Task description:
Set every line of the data down again exactly, and keep the pictures out.

Material for this task:
--

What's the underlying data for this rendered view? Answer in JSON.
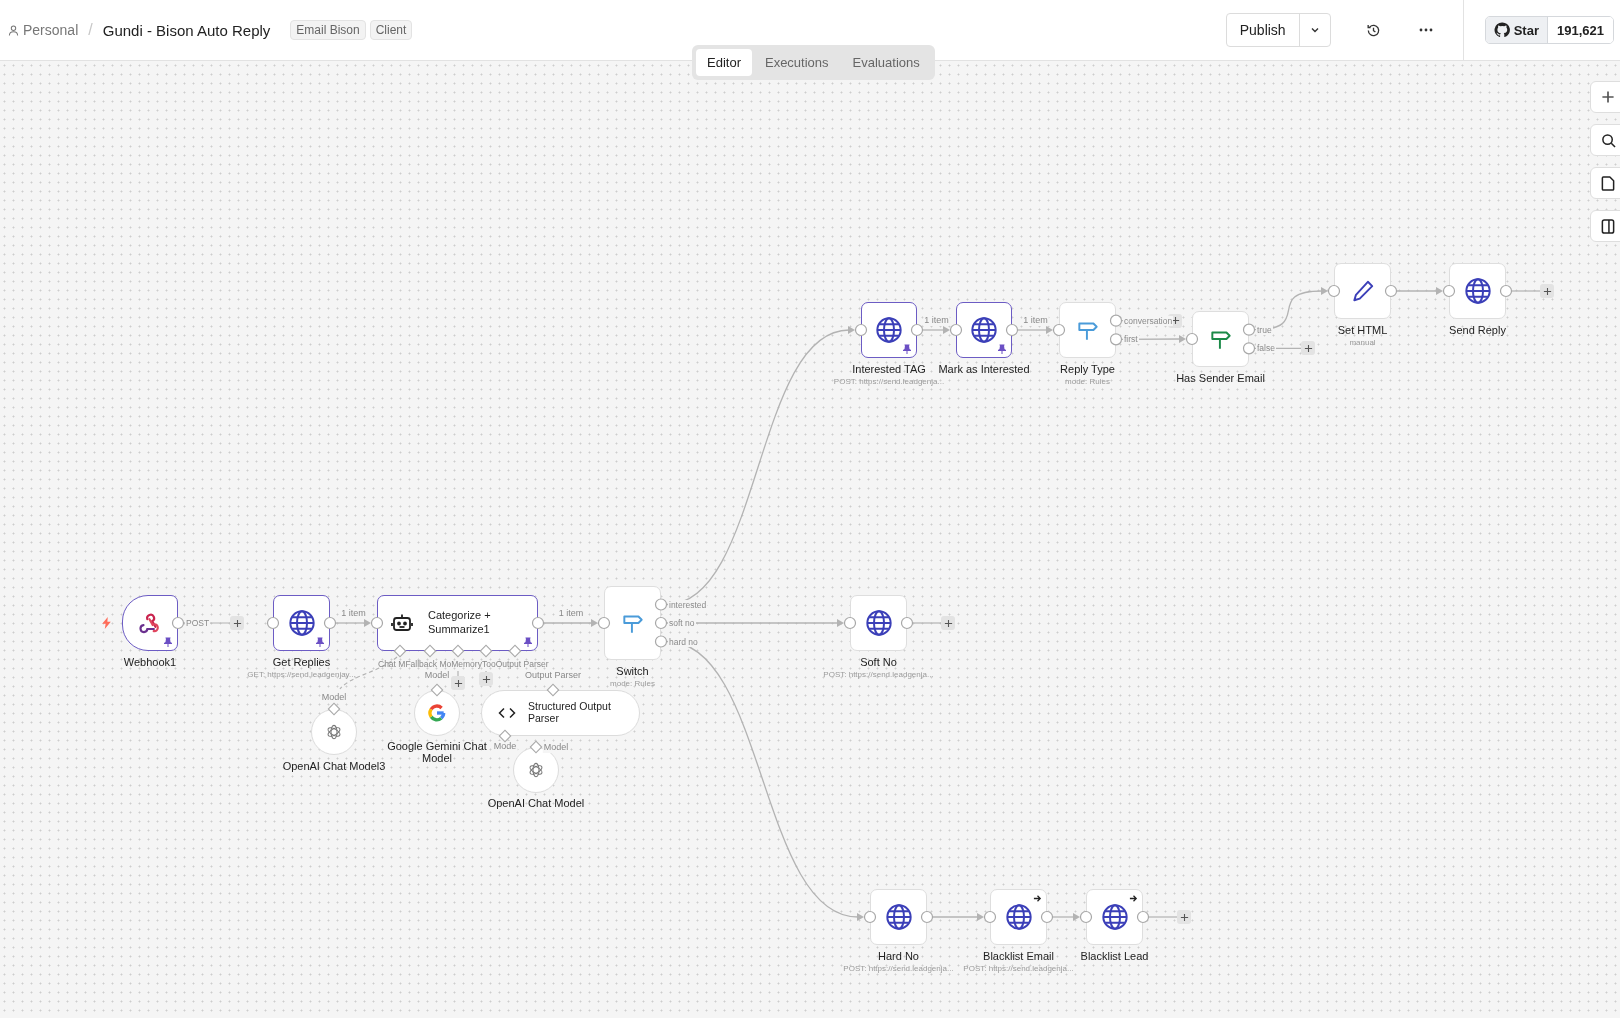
{
  "header": {
    "owner": "Personal",
    "separator": "/",
    "workflow_title": "Gundi - Bison Auto Reply",
    "tags": [
      "Email Bison",
      "Client"
    ],
    "publish_button": "Publish",
    "github": {
      "label": "Star",
      "count": "191,621"
    }
  },
  "view_tabs": [
    {
      "label": "Editor",
      "selected": true
    },
    {
      "label": "Executions",
      "selected": false
    },
    {
      "label": "Evaluations",
      "selected": false
    }
  ],
  "nodes": [
    {
      "kind": "webhook",
      "name": "Webhook1",
      "pinned": true,
      "arrow_badge": false,
      "outputs": [
        "POST"
      ]
    },
    {
      "kind": "http",
      "name": "Get Replies",
      "subtitle": "GET: https://send.leadgenjay...",
      "pinned": true,
      "arrow_badge": false,
      "edge_label": "1 item"
    },
    {
      "kind": "agent",
      "name": "Categorize + Summarize1",
      "pinned": true,
      "arrow_badge": false,
      "edge_label": "1 item",
      "inputs": [
        "Chat M",
        "Fallback Mo",
        "Memory",
        "Too",
        "Output Parser"
      ]
    },
    {
      "kind": "switch",
      "name": "Switch",
      "subtitle": "mode: Rules",
      "pinned": false,
      "arrow_badge": false,
      "outputs": [
        "interested",
        "soft no",
        "hard no"
      ]
    },
    {
      "kind": "http",
      "name": "Interested TAG",
      "subtitle": "POST: https://send.leadgenja...",
      "pinned": true,
      "arrow_badge": false,
      "edge_label": "1 item"
    },
    {
      "kind": "http",
      "name": "Mark as Interested",
      "pinned": true,
      "arrow_badge": false,
      "edge_label": "1 item"
    },
    {
      "kind": "switch",
      "name": "Reply Type",
      "subtitle": "mode: Rules",
      "pinned": false,
      "arrow_badge": false,
      "outputs": [
        "conversation",
        "first"
      ]
    },
    {
      "kind": "if",
      "name": "Has Sender Email",
      "pinned": false,
      "arrow_badge": false,
      "outputs": [
        "true",
        "false"
      ]
    },
    {
      "kind": "set",
      "name": "Set HTML",
      "subtitle": "manual",
      "pinned": false,
      "arrow_badge": false
    },
    {
      "kind": "http",
      "name": "Send Reply",
      "pinned": false,
      "arrow_badge": false
    },
    {
      "kind": "http",
      "name": "Soft No",
      "subtitle": "POST: https://send.leadgenja...",
      "pinned": false,
      "arrow_badge": false
    },
    {
      "kind": "http",
      "name": "Hard No",
      "subtitle": "POST: https://send.leadgenja...",
      "pinned": false,
      "arrow_badge": false
    },
    {
      "kind": "http",
      "name": "Blacklist Email",
      "subtitle": "POST: https://send.leadgenja...",
      "pinned": false,
      "arrow_badge": true
    },
    {
      "kind": "http",
      "name": "Blacklist Lead",
      "pinned": false,
      "arrow_badge": true
    }
  ],
  "sub_nodes": [
    {
      "kind": "openai",
      "name": "OpenAI Chat Model3",
      "input_label": "Model"
    },
    {
      "kind": "gemini",
      "name": "Google Gemini Chat Model",
      "input_label": "Model"
    },
    {
      "kind": "parser",
      "name": "Structured Output Parser",
      "input_label": "Output Parser",
      "model_label": "Mode"
    },
    {
      "kind": "openai",
      "name": "OpenAI Chat Model",
      "input_label": "Model"
    }
  ]
}
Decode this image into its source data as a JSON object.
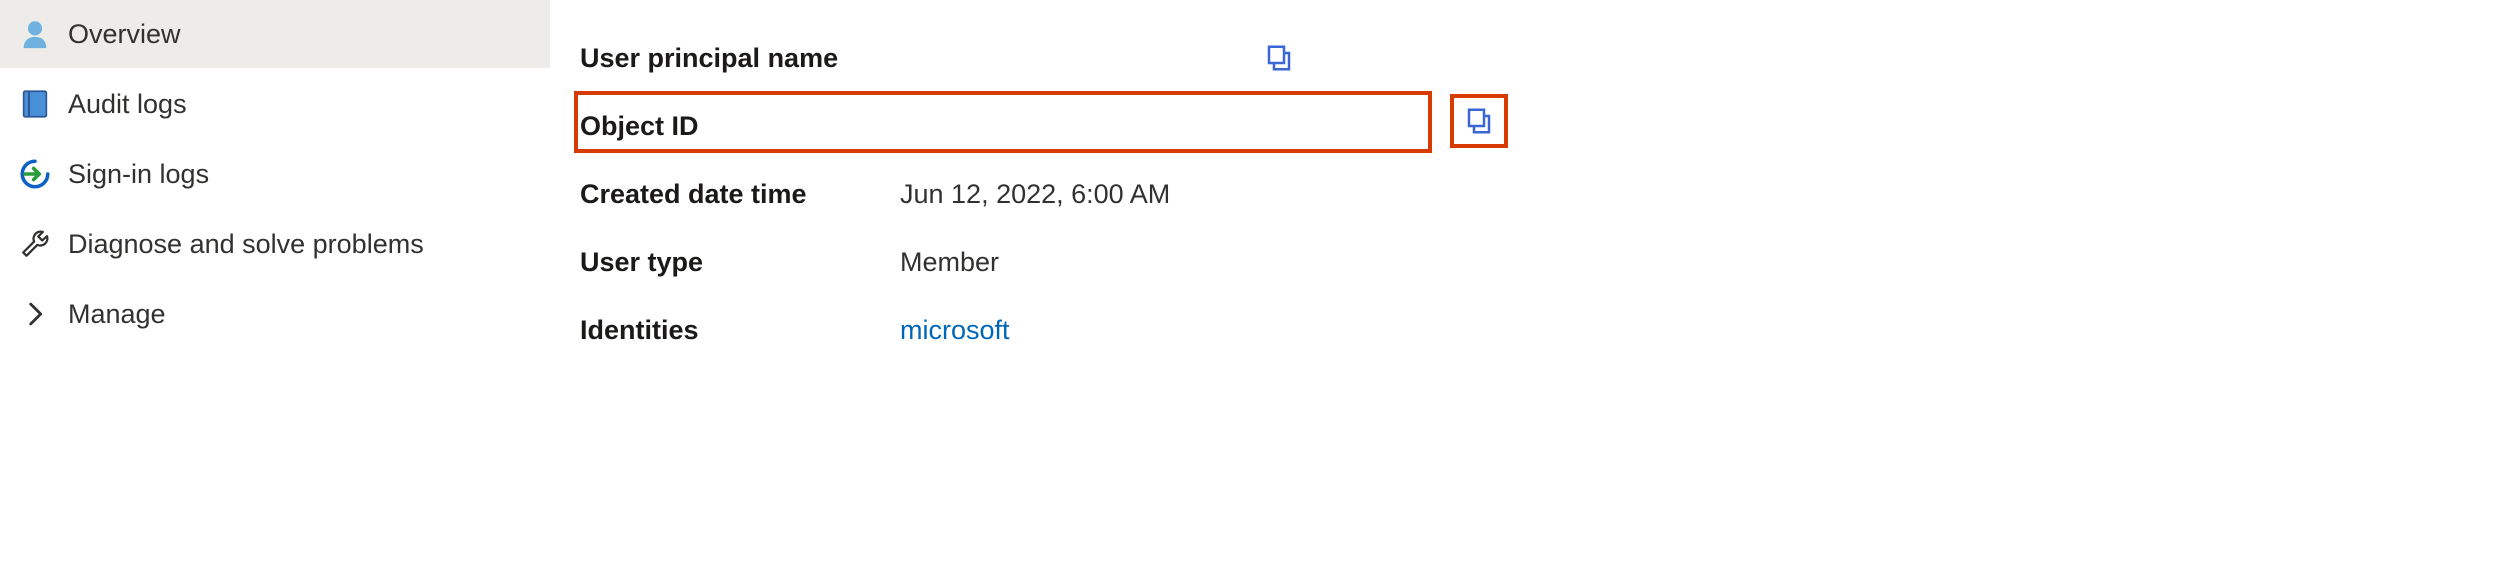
{
  "sidebar": {
    "items": [
      {
        "label": "Overview"
      },
      {
        "label": "Audit logs"
      },
      {
        "label": "Sign-in logs"
      },
      {
        "label": "Diagnose and solve problems"
      },
      {
        "label": "Manage"
      }
    ]
  },
  "properties": {
    "user_principal_name_label": "User principal name",
    "user_principal_name_value": "",
    "object_id_label": "Object ID",
    "object_id_value": "",
    "created_date_time_label": "Created date time",
    "created_date_time_value": "Jun 12, 2022, 6:00 AM",
    "user_type_label": "User type",
    "user_type_value": "Member",
    "identities_label": "Identities",
    "identities_value": "microsoft"
  },
  "colors": {
    "highlight": "#d83b01",
    "link": "#0067b8",
    "active_bg": "#eeece9"
  }
}
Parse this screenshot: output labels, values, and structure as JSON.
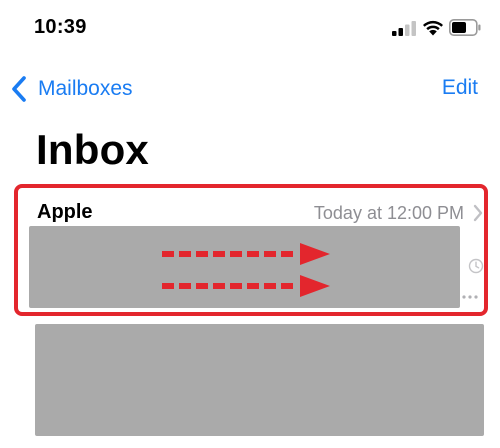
{
  "status_bar": {
    "time": "10:39",
    "icons": [
      "signal-icon",
      "wifi-icon",
      "battery-icon"
    ]
  },
  "nav": {
    "back_label": "Mailboxes",
    "edit_label": "Edit"
  },
  "page": {
    "title": "Inbox"
  },
  "messages": [
    {
      "sender": "Apple",
      "timestamp": "Today at 12:00 PM"
    }
  ],
  "colors": {
    "accent": "#1a7cf2",
    "highlight": "#e3262d",
    "arrow": "#e3262d",
    "redaction": "#aaaaaa",
    "secondary_text": "#8e8e93"
  }
}
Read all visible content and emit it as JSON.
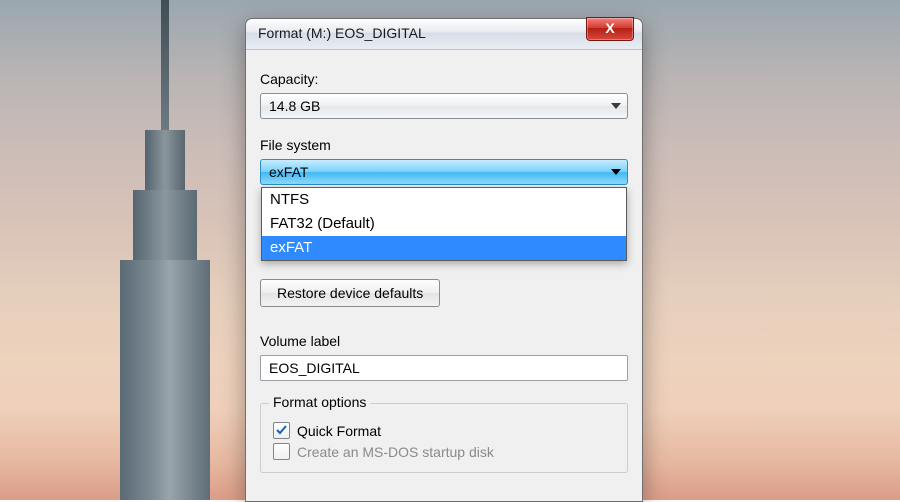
{
  "window": {
    "title": "Format (M:) EOS_DIGITAL",
    "close_glyph": "X"
  },
  "capacity": {
    "label": "Capacity:",
    "value": "14.8 GB"
  },
  "filesystem": {
    "label": "File system",
    "value": "exFAT",
    "options": [
      "NTFS",
      "FAT32 (Default)",
      "exFAT"
    ],
    "selected_index": 2
  },
  "restore_button_label": "Restore device defaults",
  "volume": {
    "label": "Volume label",
    "value": "EOS_DIGITAL"
  },
  "format_options": {
    "legend": "Format options",
    "quick_format": {
      "label": "Quick Format",
      "checked": true
    },
    "msdos": {
      "label": "Create an MS-DOS startup disk",
      "checked": false,
      "disabled": true
    }
  }
}
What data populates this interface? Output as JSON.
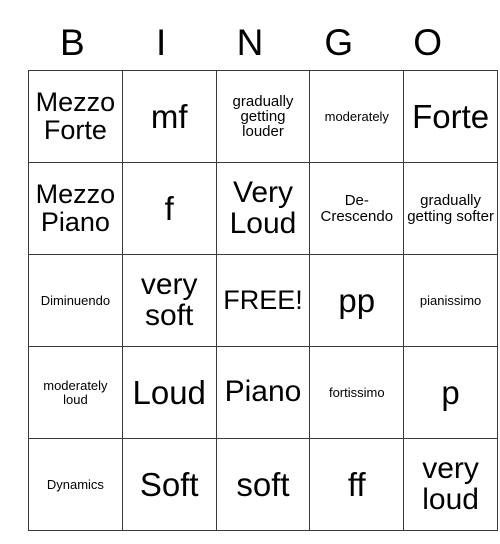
{
  "card": {
    "headers": [
      "B",
      "I",
      "N",
      "G",
      "O"
    ],
    "free_space_label": "FREE!",
    "rows": [
      [
        {
          "text": "Mezzo Forte",
          "size": "md"
        },
        {
          "text": "mf",
          "size": "xl"
        },
        {
          "text": "gradually getting louder",
          "size": "xs"
        },
        {
          "text": "moderately",
          "size": "xxs"
        },
        {
          "text": "Forte",
          "size": "xl"
        }
      ],
      [
        {
          "text": "Mezzo Piano",
          "size": "md"
        },
        {
          "text": "f",
          "size": "xl"
        },
        {
          "text": "Very Loud",
          "size": "lg"
        },
        {
          "text": "De-Crescendo",
          "size": "xs"
        },
        {
          "text": "gradually getting softer",
          "size": "xs"
        }
      ],
      [
        {
          "text": "Diminuendo",
          "size": "xxs"
        },
        {
          "text": "very soft",
          "size": "lg"
        },
        {
          "text": "FREE!",
          "size": "md"
        },
        {
          "text": "pp",
          "size": "xl"
        },
        {
          "text": "pianissimo",
          "size": "xxs"
        }
      ],
      [
        {
          "text": "moderately loud",
          "size": "xxs"
        },
        {
          "text": "Loud",
          "size": "xl"
        },
        {
          "text": "Piano",
          "size": "lg"
        },
        {
          "text": "fortissimo",
          "size": "xxs"
        },
        {
          "text": "p",
          "size": "xl"
        }
      ],
      [
        {
          "text": "Dynamics",
          "size": "xxs"
        },
        {
          "text": "Soft",
          "size": "xl"
        },
        {
          "text": "soft",
          "size": "xl"
        },
        {
          "text": "ff",
          "size": "xl"
        },
        {
          "text": "very loud",
          "size": "lg"
        }
      ]
    ]
  },
  "colors": {
    "border": "#3a3a3a",
    "text": "#000000",
    "background": "#ffffff"
  }
}
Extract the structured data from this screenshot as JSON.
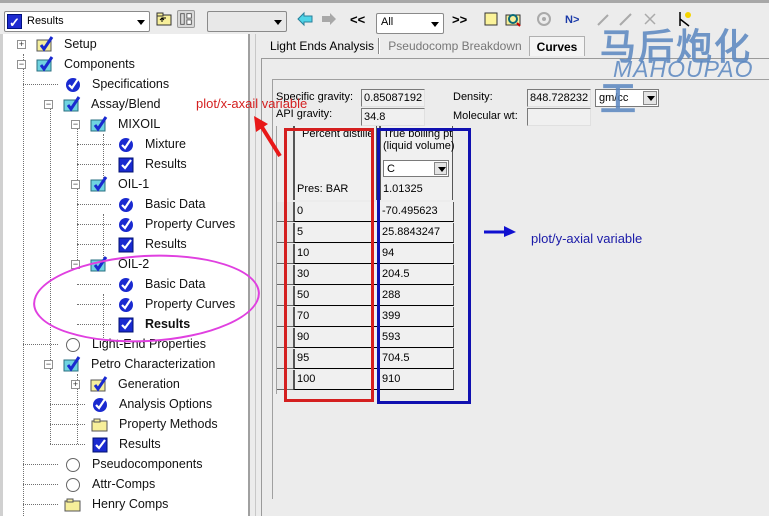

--

Solution for this problem:
What's the underlying data for this rendered view? Answer in JSON.
{
  "header": {
    "owner": "Personal",
    "separator": "/",
    "workflow_title": "Gundi - Bison Auto Reply",
    "tags": [
      "Email Bison",
      "Client"
    ],
    "publish_button": "Publish",
    "github": {
      "label": "Star",
      "count": "191,621"
    }
  },
  "view_tabs": [
    {
      "label": "Editor",
      "selected": true
    },
    {
      "label": "Executions",
      "selected": false
    },
    {
      "label": "Evaluations",
      "selected": false
    }
  ],
  "nodes": [
    {
      "kind": "webhook",
      "name": "Webhook1",
      "pinned": true,
      "arrow_badge": false,
      "outputs": [
        "POST"
      ]
    },
    {
      "kind": "http",
      "name": "Get Replies",
      "subtitle": "GET: https://send.leadgenjay...",
      "pinned": true,
      "arrow_badge": false,
      "edge_label": "1 item"
    },
    {
      "kind": "agent",
      "name": "Categorize + Summarize1",
      "pinned": true,
      "arrow_badge": false,
      "edge_label": "1 item",
      "inputs": [
        "Chat M",
        "Fallback Mo",
        "Memory",
        "Too",
        "Output Parser"
      ]
    },
    {
      "kind": "switch",
      "name": "Switch",
      "subtitle": "mode: Rules",
      "pinned": false,
      "arrow_badge": false,
      "outputs": [
        "interested",
        "soft no",
        "hard no"
      ]
    },
    {
      "kind": "http",
      "name": "Interested TAG",
      "subtitle": "POST: https://send.leadgenja...",
      "pinned": true,
      "arrow_badge": false,
      "edge_label": "1 item"
    },
    {
      "kind": "http",
      "name": "Mark as Interested",
      "pinned": true,
      "arrow_badge": false,
      "edge_label": "1 item"
    },
    {
      "kind": "switch",
      "name": "Reply Type",
      "subtitle": "mode: Rules",
      "pinned": false,
      "arrow_badge": false,
      "outputs": [
        "conversation",
        "first"
      ]
    },
    {
      "kind": "if",
      "name": "Has Sender Email",
      "pinned": false,
      "arrow_badge": false,
      "outputs": [
        "true",
        "false"
      ]
    },
    {
      "kind": "set",
      "name": "Set HTML",
      "subtitle": "manual",
      "pinned": false,
      "arrow_badge": false
    },
    {
      "kind": "http",
      "name": "Send Reply",
      "pinned": false,
      "arrow_badge": false
    },
    {
      "kind": "http",
      "name": "Soft No",
      "subtitle": "POST: https://send.leadgenja...",
      "pinned": false,
      "arrow_badge": false
    },
    {
      "kind": "http",
      "name": "Hard No",
      "subtitle": "POST: https://send.leadgenja...",
      "pinned": false,
      "arrow_badge": false
    },
    {
      "kind": "http",
      "name": "Blacklist Email",
      "subtitle": "POST: https://send.leadgenja...",
      "pinned": false,
      "arrow_badge": true
    },
    {
      "kind": "http",
      "name": "Blacklist Lead",
      "pinned": false,
      "arrow_badge": true
    }
  ],
  "sub_nodes": [
    {
      "kind": "openai",
      "name": "OpenAI Chat Model3",
      "input_label": "Model"
    },
    {
      "kind": "gemini",
      "name": "Google Gemini Chat Model",
      "input_label": "Model"
    },
    {
      "kind": "parser",
      "name": "Structured Output Parser",
      "input_label": "Output Parser",
      "model_label": "Mode"
    },
    {
      "kind": "openai",
      "name": "OpenAI Chat Model",
      "input_label": "Model"
    }
  ]
}
Decode this image into its source data as a JSON object.
{
  "sidebar": {
    "items": [
      {
        "label": "Overview"
      },
      {
        "label": "Audit logs"
      },
      {
        "label": "Sign-in logs"
      },
      {
        "label": "Diagnose and solve problems"
      },
      {
        "label": "Manage"
      }
    ]
  },
  "properties": {
    "user_principal_name_label": "User principal name",
    "user_principal_name_value": "",
    "object_id_label": "Object ID",
    "object_id_value": "",
    "created_date_time_label": "Created date time",
    "created_date_time_value": "Jun 12, 2022, 6:00 AM",
    "user_type_label": "User type",
    "user_type_value": "Member",
    "identities_label": "Identities",
    "identities_value": "microsoft"
  },
  "colors": {
    "highlight": "#d83b01",
    "link": "#0067b8",
    "active_bg": "#eeece9"
  }
}
Parse this screenshot: output labels, values, and structure as JSON.
{
  "status_bar": {
    "time": "10:39",
    "icons": [
      "signal-icon",
      "wifi-icon",
      "battery-icon"
    ]
  },
  "nav": {
    "back_label": "Mailboxes",
    "edit_label": "Edit"
  },
  "page": {
    "title": "Inbox"
  },
  "messages": [
    {
      "sender": "Apple",
      "timestamp": "Today at 12:00 PM"
    }
  ],
  "colors": {
    "accent": "#1a7cf2",
    "highlight": "#e3262d",
    "arrow": "#e3262d",
    "redaction": "#aaaaaa",
    "secondary_text": "#8e8e93"
  }
}
Read all visible content and emit it as JSON.
{
  "window": {
    "title": "Format (M:) EOS_DIGITAL",
    "close_glyph": "X"
  },
  "capacity": {
    "label": "Capacity:",
    "value": "14.8 GB"
  },
  "filesystem": {
    "label": "File system",
    "value": "exFAT",
    "options": [
      "NTFS",
      "FAT32 (Default)",
      "exFAT"
    ],
    "selected_index": 2
  },
  "restore_button_label": "Restore device defaults",
  "volume": {
    "label": "Volume label",
    "value": "EOS_DIGITAL"
  },
  "format_options": {
    "legend": "Format options",
    "quick_format": {
      "label": "Quick Format",
      "checked": true
    },
    "msdos": {
      "label": "Create an MS-DOS startup disk",
      "checked": false,
      "disabled": true
    }
  }
}
What data populates this interface? Output as JSON.
{
  "card": {
    "headers": [
      "B",
      "I",
      "N",
      "G",
      "O"
    ],
    "free_space_label": "FREE!",
    "rows": [
      [
        {
          "text": "Mezzo Forte",
          "size": "md"
        },
        {
          "text": "mf",
          "size": "xl"
        },
        {
          "text": "gradually getting louder",
          "size": "xs"
        },
        {
          "text": "moderately",
          "size": "xxs"
        },
        {
          "text": "Forte",
          "size": "xl"
        }
      ],
      [
        {
          "text": "Mezzo Piano",
          "size": "md"
        },
        {
          "text": "f",
          "size": "xl"
        },
        {
          "text": "Very Loud",
          "size": "lg"
        },
        {
          "text": "De-Crescendo",
          "size": "xs"
        },
        {
          "text": "gradually getting softer",
          "size": "xs"
        }
      ],
      [
        {
          "text": "Diminuendo",
          "size": "xxs"
        },
        {
          "text": "very soft",
          "size": "lg"
        },
        {
          "text": "FREE!",
          "size": "md"
        },
        {
          "text": "pp",
          "size": "xl"
        },
        {
          "text": "pianissimo",
          "size": "xxs"
        }
      ],
      [
        {
          "text": "moderately loud",
          "size": "xxs"
        },
        {
          "text": "Loud",
          "size": "xl"
        },
        {
          "text": "Piano",
          "size": "lg"
        },
        {
          "text": "fortissimo",
          "size": "xxs"
        },
        {
          "text": "p",
          "size": "xl"
        }
      ],
      [
        {
          "text": "Dynamics",
          "size": "xxs"
        },
        {
          "text": "Soft",
          "size": "xl"
        },
        {
          "text": "soft",
          "size": "xl"
        },
        {
          "text": "ff",
          "size": "xl"
        },
        {
          "text": "very loud",
          "size": "lg"
        }
      ]
    ]
  },
  "colors": {
    "border": "#3a3a3a",
    "text": "#000000",
    "background": "#ffffff"
  }
}
Extract the structured data from this screenshot as JSON.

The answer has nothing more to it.